1990: Two years after Apple sued Microsoft for copyright infringement over similarities between the Macintosh operating system and Windows 2.03, Microsoft releases Windows version 3.0 at the City Center Theater in New York. At the time, System 7.0 was still under development at Apple and Cupertino's executives continued to argue over the wisdom of licensing the Mac OS.
1997: During an informal fireside chat at the annual Apple Worldwide Developers Conference, advisor Steve Jobs calls the growing crowd of legal Macintosh clone manufacturers "leeches" because he feels their negotiated $50 per unit fee is insufficient to cover Apple's costs.
A week after the WWDC, Apple announces that it is spinning off its Newton division. Jobs' opposition to the Newton and licensing the Mac put him on a collision course with CEO Gil Amelio. Two months later, Jobs took over Apple from Amelio, and quickly killed the Newton spin-off and put an end to the era of Mac clones.
2001: The first two Apple Stores open at Tysons Corner in McLean, Virginia, and the Glendale Galleria in Glendale, California. In all, Apple will open 25 retail outlets by year's end. Separately, Apple announces it intention to become the first computer vendor to move to an all LCD flat panel display lineup, as that Mac OS X will be preinstalled alongside Mac OS 9 on all new Macs.

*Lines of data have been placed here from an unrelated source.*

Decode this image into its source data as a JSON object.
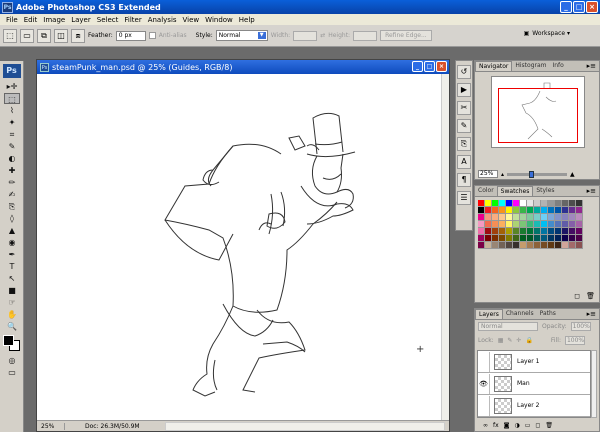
{
  "app": {
    "title": "Adobe Photoshop CS3 Extended",
    "icon_text": "Ps"
  },
  "window_controls": {
    "minimize": "_",
    "maximize": "□",
    "close": "×"
  },
  "menu": [
    "File",
    "Edit",
    "Image",
    "Layer",
    "Select",
    "Filter",
    "Analysis",
    "View",
    "Window",
    "Help"
  ],
  "options_bar": {
    "feather_label": "Feather:",
    "feather_value": "0 px",
    "antialias_label": "Anti-alias",
    "style_label": "Style:",
    "style_value": "Normal",
    "width_label": "Width:",
    "height_label": "Height:",
    "refine_edge": "Refine Edge...",
    "workspace": "Workspace ▾"
  },
  "tools": {
    "logo": "Ps",
    "icons": [
      "▸✛",
      "⬚",
      "⌇",
      "✦",
      "⌗",
      "✎",
      "◐",
      "✚",
      "✏",
      "✍",
      "⎘",
      "◊",
      "▲",
      "◉",
      "✒",
      "T",
      "↖",
      "■",
      "☞",
      "✋",
      "🔍"
    ]
  },
  "document": {
    "title": "steamPunk_man.psd @ 25% (Guides, RGB/8)",
    "icon_text": "Ps",
    "zoom": "25%",
    "doc_size": "Doc: 26.3M/50.9M"
  },
  "navigator": {
    "tabs": [
      "Navigator",
      "Histogram",
      "Info"
    ],
    "zoom": "25%"
  },
  "swatches_panel": {
    "tabs": [
      "Color",
      "Swatches",
      "Styles"
    ],
    "colors": [
      "#ff0000",
      "#ffff00",
      "#00ff00",
      "#00ffff",
      "#0000ff",
      "#ff00ff",
      "#ffffff",
      "#e6e6e6",
      "#cccccc",
      "#b3b3b3",
      "#999999",
      "#808080",
      "#666666",
      "#4d4d4d",
      "#333333",
      "#000000",
      "#ed1c24",
      "#f26522",
      "#f7941d",
      "#fff200",
      "#8dc63f",
      "#39b54a",
      "#00a651",
      "#00a99d",
      "#00aeef",
      "#0072bc",
      "#0054a6",
      "#2e3192",
      "#662d91",
      "#92278f",
      "#ec008c",
      "#f7977a",
      "#f9ad81",
      "#fdc68a",
      "#fff79a",
      "#c4df9b",
      "#a3d39c",
      "#82ca9d",
      "#7bcdc8",
      "#6ecff6",
      "#7ea7d8",
      "#8493ca",
      "#8882be",
      "#a187be",
      "#bc8dbf",
      "#f49ac2",
      "#f26c4f",
      "#f68e56",
      "#fbaf5d",
      "#fff568",
      "#acd373",
      "#7cc576",
      "#3bb878",
      "#1abbb4",
      "#00bff3",
      "#438ccb",
      "#5574b9",
      "#605ca8",
      "#855fa8",
      "#a763a8",
      "#f06eaa",
      "#9e0b0f",
      "#a0410d",
      "#a36209",
      "#aba000",
      "#598527",
      "#1a7b30",
      "#007236",
      "#00746b",
      "#0076a3",
      "#004b80",
      "#003471",
      "#1b1464",
      "#440e62",
      "#630460",
      "#9e005d",
      "#790000",
      "#7b2e00",
      "#7d4900",
      "#827b00",
      "#406618",
      "#005e20",
      "#005826",
      "#005952",
      "#005b7f",
      "#003663",
      "#002157",
      "#0d004c",
      "#32004b",
      "#4b0049",
      "#7b0046",
      "#c7b299",
      "#998675",
      "#736357",
      "#534741",
      "#37302d",
      "#c69c6d",
      "#a67c52",
      "#8c6239",
      "#754c24",
      "#603913",
      "#3c2415",
      "#d1a59a",
      "#a36b6b",
      "#8a5252"
    ]
  },
  "layers_panel": {
    "tabs": [
      "Layers",
      "Channels",
      "Paths"
    ],
    "blend_mode": "Normal",
    "opacity_label": "Opacity:",
    "opacity_value": "100%",
    "lock_label": "Lock:",
    "fill_label": "Fill:",
    "fill_value": "100%",
    "layers": [
      {
        "name": "Layer 1",
        "visible": false
      },
      {
        "name": "Man",
        "visible": true
      },
      {
        "name": "Layer 2",
        "visible": false
      }
    ]
  },
  "icons": {
    "pan": "hand-icon",
    "crosshair": "crosshair-cursor-icon"
  }
}
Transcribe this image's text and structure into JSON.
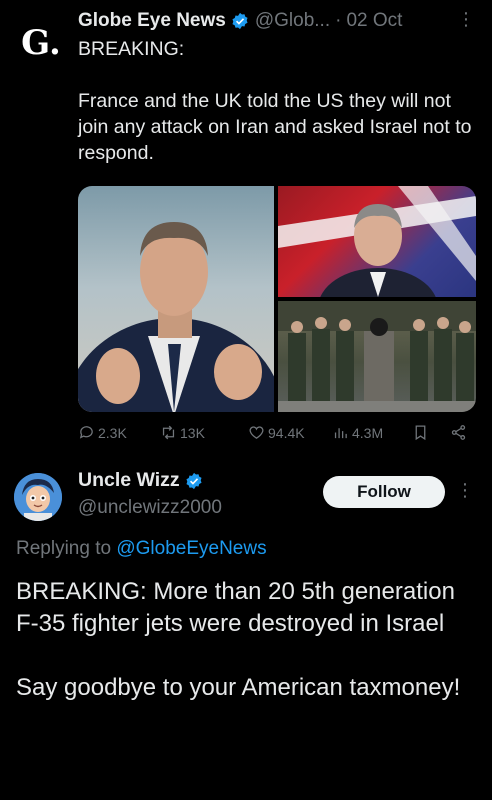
{
  "tweet1": {
    "author_name": "Globe Eye News",
    "handle": "@Glob...",
    "separator": "·",
    "date": "02 Oct",
    "avatar_letter": "G.",
    "text_line1": "BREAKING:",
    "text_body": "France and the UK told the US they will not join any attack on Iran and asked Israel not to respond.",
    "actions": {
      "replies": "2.3K",
      "reposts": "13K",
      "likes": "94.4K",
      "views": "4.3M"
    }
  },
  "tweet2": {
    "author_name": "Uncle Wizz",
    "handle": "@unclewizz2000",
    "follow_label": "Follow",
    "replying_prefix": "Replying to",
    "replying_to": "@GlobeEyeNews",
    "text_para1": "BREAKING: More than 20 5th generation F-35 fighter jets were destroyed in Israel",
    "text_para2": "Say goodbye to your American taxmoney!"
  },
  "colors": {
    "background": "#000000",
    "primary_text": "#e7e9ea",
    "secondary_text": "#71767b",
    "accent": "#1d9bf0",
    "follow_button_bg": "#eff3f4"
  }
}
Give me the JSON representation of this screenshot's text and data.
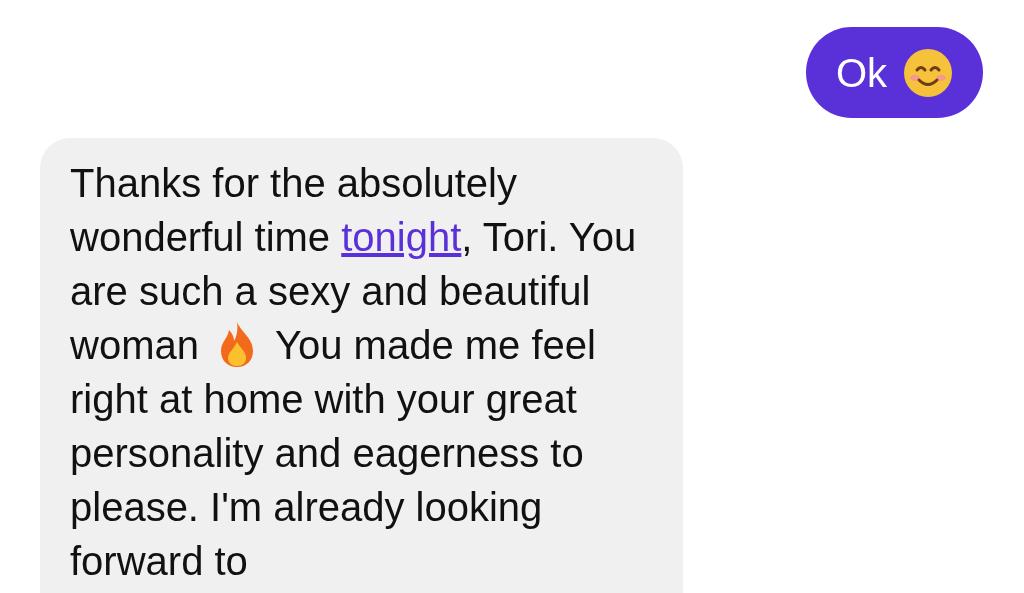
{
  "messages": [
    {
      "kind": "sent",
      "parts": [
        {
          "kind": "text",
          "text": "Ok"
        },
        {
          "kind": "smile"
        }
      ]
    },
    {
      "kind": "received",
      "parts": [
        {
          "kind": "text",
          "text": "Thanks for the absolutely wonderful time "
        },
        {
          "kind": "link",
          "text": "tonight"
        },
        {
          "kind": "text",
          "text": ", Tori. You are such a sexy and beautiful woman"
        },
        {
          "kind": "flame"
        },
        {
          "kind": "text",
          "text": "You made me feel right at home with your great personality and eagerness to please. I'm already looking forward to"
        }
      ]
    }
  ]
}
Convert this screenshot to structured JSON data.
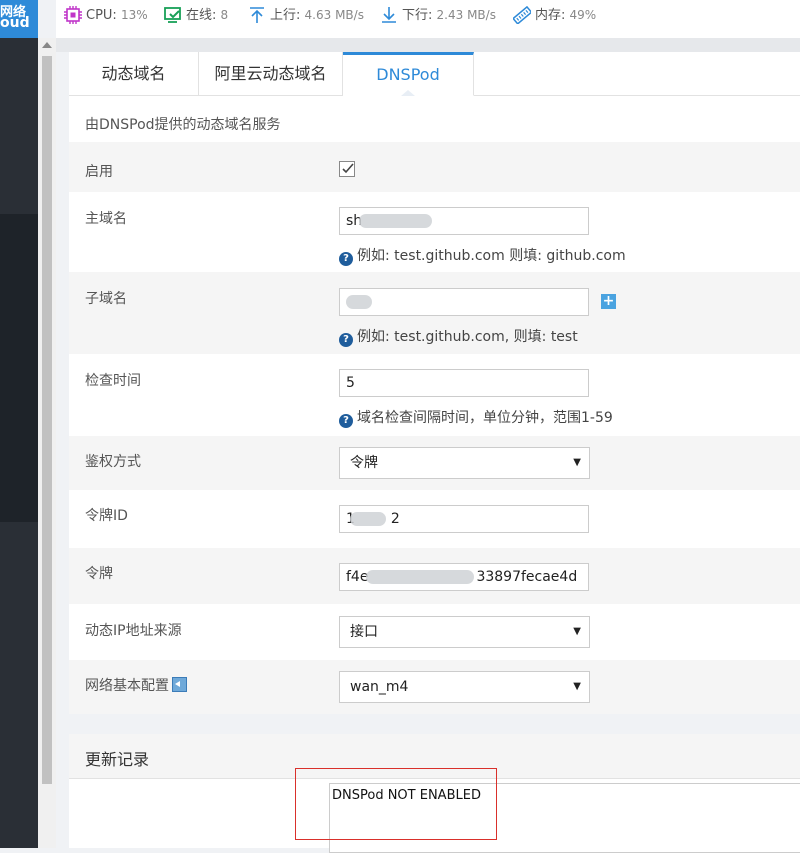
{
  "brand": {
    "line1": "网络",
    "line2": "oud"
  },
  "topbar": {
    "cpu_label": "CPU:",
    "cpu_value": "13%",
    "online_label": "在线:",
    "online_value": "8",
    "up_label": "上行:",
    "up_value": "4.63 MB/s",
    "down_label": "下行:",
    "down_value": "2.43 MB/s",
    "mem_label": "内存:",
    "mem_value": "49%"
  },
  "tabs": [
    {
      "label": "动态域名"
    },
    {
      "label": "阿里云动态域名"
    },
    {
      "label": "DNSPod",
      "active": true
    }
  ],
  "description": "由DNSPod提供的动态域名服务",
  "form": {
    "enable": {
      "label": "启用",
      "checked": true
    },
    "domain": {
      "label": "主域名",
      "value": "sh",
      "hint": "例如: test.github.com 则填: github.com"
    },
    "subdomain": {
      "label": "子域名",
      "value": "",
      "hint": "例如: test.github.com, 则填: test"
    },
    "interval": {
      "label": "检查时间",
      "value": "5",
      "hint": "域名检查间隔时间，单位分钟，范围1-59"
    },
    "auth": {
      "label": "鉴权方式",
      "selected": "令牌"
    },
    "token_id": {
      "label": "令牌ID",
      "value_start": "1",
      "value_end": "2"
    },
    "token": {
      "label": "令牌",
      "value_start": "f4e",
      "value_end": "33897fecae4d"
    },
    "ip_source": {
      "label": "动态IP地址来源",
      "selected": "接口"
    },
    "network": {
      "label": "网络基本配置",
      "selected": "wan_m4"
    }
  },
  "log": {
    "title": "更新记录",
    "text": "DNSPod NOT ENABLED"
  },
  "colors": {
    "accent": "#2e8ad8",
    "sidebar": "#2a2f36",
    "highlight": "#d9302b"
  }
}
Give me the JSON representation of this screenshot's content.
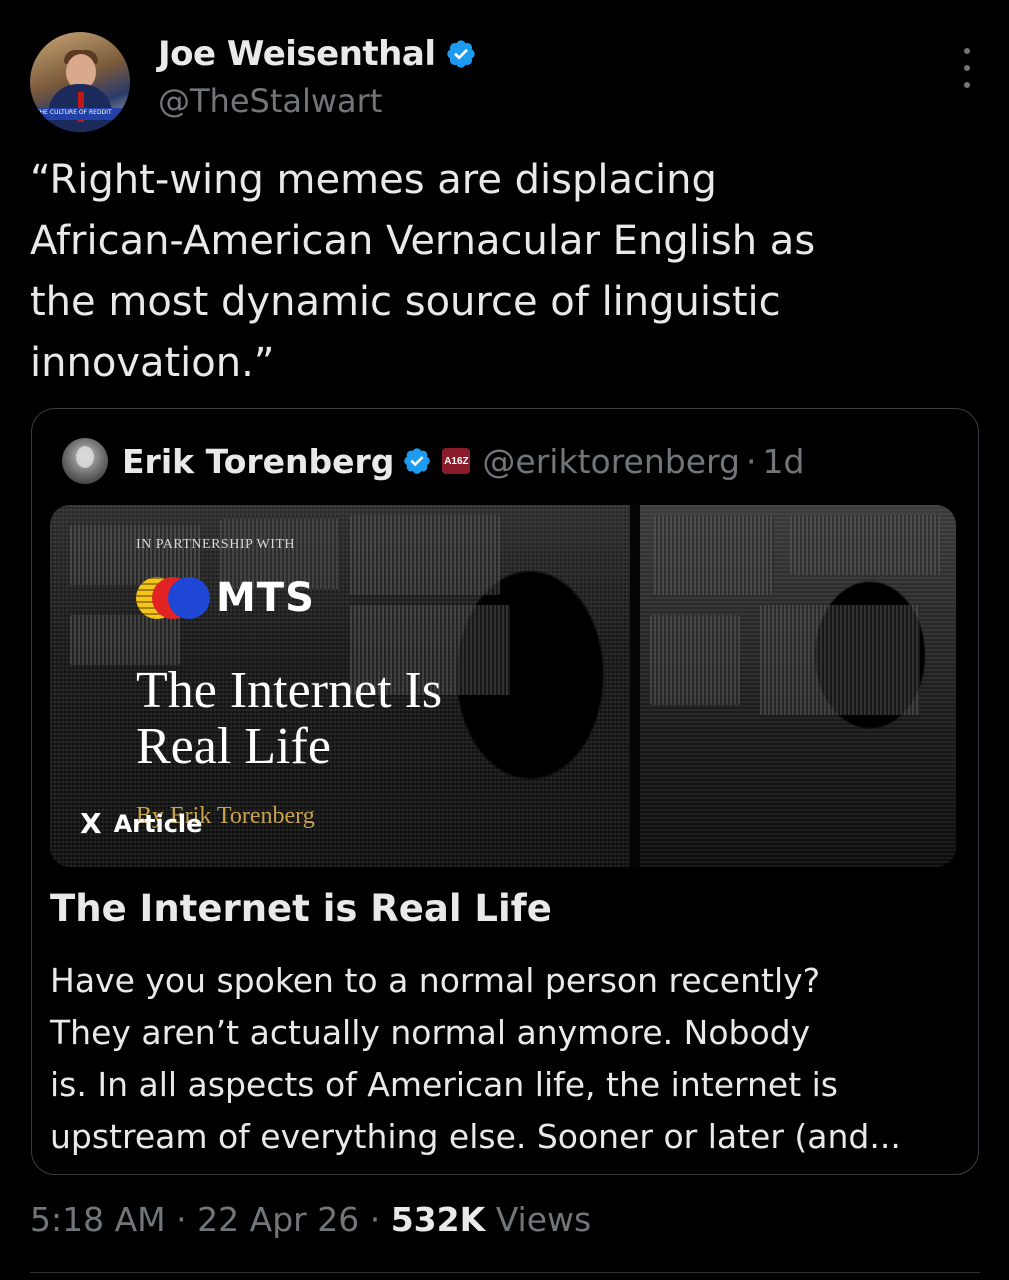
{
  "author": {
    "name": "Joe Weisenthal",
    "handle": "@TheStalwart",
    "avatar_banner_text": "THE CULTURE OF REDDIT"
  },
  "tweet": {
    "lines": [
      "“Right-wing memes are displacing",
      "African-American Vernacular English as",
      "the most dynamic source of linguistic",
      "innovation.”"
    ]
  },
  "quote": {
    "author_name": "Erik Torenberg",
    "affiliate_badge": "A16Z",
    "handle": "@eriktorenberg",
    "separator": "·",
    "age": "1d",
    "media": {
      "partner_text": "IN PARTNERSHIP WITH",
      "brand": "MTS",
      "headline_line1": "The Internet Is",
      "headline_line2": "Real Life",
      "byline": "By Erik Torenberg",
      "badge_logo": "X",
      "badge_label": "Article"
    },
    "title": "The Internet is Real Life",
    "body_lines": [
      "Have you spoken to a normal person recently?",
      "They aren’t actually normal anymore. Nobody",
      "is. In all aspects of American life, the internet is",
      "upstream of everything else. Sooner or later (and..."
    ]
  },
  "meta": {
    "time": "5:18 AM",
    "date": "22 Apr 26",
    "views_count": "532K",
    "views_label": "Views",
    "separator": "·"
  },
  "colors": {
    "background": "#000000",
    "text_primary": "#e7e9ea",
    "text_secondary": "#71767b",
    "verified": "#1d9bf0",
    "border": "#3a3d42"
  },
  "icons": {
    "verified": "verified-badge-icon",
    "more": "more-vertical-icon",
    "x_logo": "x-logo-icon"
  }
}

2002: Apple updates the 12.1- and 14.1-inch iBook notebooks with PowerPC G3 processors running at up to 700 MHz, twice the on-chip level 2 cache, a more powerful ATI Mobility Radeon graphics processor, and larger hard drives.
2003: Apple celebrates the second anniversary of its first retail store, revealing that in the past two years it has opened 57 retail stores in 26 states, hosted over 15 million visitors, and sold over $650 million of products through its retail stores. Despite opposition from independent Macintosh retailers that feel their sales are being cannibalized, Apple vows to open 20 new stores in the coming year.
2004: US District Judge Anna Diggs Taylor gives the go ahead for pop singer Eminem to sue Apple, TBWA/Chiat/Day, MTV, and Viacom, MTV's parent company for a commercial that used lyrics to Eminem's "Slim Shady," as sung by a little boy. Judge Taylor threw out several complaints but gave the go ahead for the rest of the suit to continue.
Apple also managed to score a victory a victory in its music business this week by landing a bundling deal for iTunes in China with PC maker Founder. The deal will bring iTunes to millions of Chinese Windows users who might not have otherwise been exposed to Apple's technology.
Apple Chief Software Technology Officer Avie Tevanian tells a technology conference that Apple will slow the pace of its operating system releases, down from one major release per year. The next release, Tiger, will be closer to 20 months in the making.
A major shakeup at Apple is also taking place as the company creates a new iPod division, turning the rest of what used to be all of Apple into the Macintosh Division. The new division will be headed by Jon Rubinstein, former Senior Vice President of Hardware Engineering for Apple, while Timothy Cook, former Executive Vice President of Worldwide Sales and Operations, will head the Macintosh division. The reorganization reflects the growing importance of the iPod and iTunes to not only Apple's bottom line, but also the company's ability to bring new customers to its growing product lines.